Some backstory: in 2008 the conservative nonprofit Citizens United produced the anti-Clinton film Hillary: The Movie and arranged to distribute it using money from the group's corporate treasury rather than from its political-action committee--a crucial distinction under the McCain-Feingold campaign-finance reforms of 2002. In a 5-4 ruling, the court found that distinction unconstitutional. If freedom of speech protects the right of individuals to air their political views, it decided, then that right extends to incorporated groups--like businesses, labor unions, Planned Parenthood and Citizens United.
The case sparked a clash of worldviews. "The right of citizens to inquire, to hear, to speak and to use information to reach consensus is a precondition to enlightened self-government and a necessary means to protect it," wrote Justice Anthony Kennedy for the majority. A law declaring who can say what about elected officials, and how and when, did not pass muster. On the other side, Justice John Paul Stevens' 90-page dissent spoke admiringly of McCain-Feingold and shuddered to imagine the influence that big corporations and Big Labor might exercise over politics in the absence of such efforts. The ruling, he wrote, "threatens to undermine the integrity of elected institutions across the nation."

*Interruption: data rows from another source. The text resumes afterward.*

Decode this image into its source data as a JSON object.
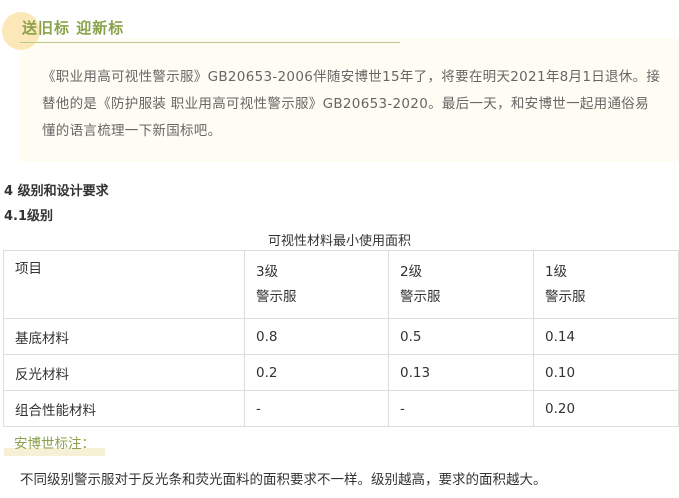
{
  "section": {
    "title": "送旧标 迎新标"
  },
  "intro": {
    "text": "《职业用高可视性警示服》GB20653-2006伴随安博世15年了，将要在明天2021年8月1日退休。接替他的是《防护服装 职业用高可视性警示服》GB20653-2020。最后一天，和安博世一起用通俗易懂的语言梳理一下新国标吧。"
  },
  "headings": {
    "h1": "4 级别和设计要求",
    "h2": "4.1级别"
  },
  "table": {
    "caption": "可视性材料最小使用面积",
    "header": [
      {
        "line1": "项目",
        "line2": ""
      },
      {
        "line1": "3级",
        "line2": "警示服"
      },
      {
        "line1": "2级",
        "line2": "警示服"
      },
      {
        "line1": "1级",
        "line2": "警示服"
      }
    ],
    "rows": [
      [
        "基底材料",
        "0.8",
        "0.5",
        "0.14"
      ],
      [
        "反光材料",
        "0.2",
        "0.13",
        "0.10"
      ],
      [
        "组合性能材料",
        "-",
        "-",
        "0.20"
      ]
    ]
  },
  "note": {
    "label": "安博世标注：",
    "text": "不同级别警示服对于反光条和荧光面料的面积要求不一样。级别越高，要求的面积越大。"
  }
}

There is an obvious tension between freedom of speech and the danger of some voices drowning out all others. But Kennedy's world of stifled corporations and voiceless labor unions bears little resemblance to the one we live in. At the same time, Stevens' picture of corporate fat cats oppressing the little guy ignores the revolutions in campaign finance and communications wrought by the Internet. The Justices' hyperbole aside, chances are that the 2010 congressional midterm elections will be little changed: a blend of big-money manipulation and grass-roots passion, in which all the players share one common complaint--that the other guy has too much power.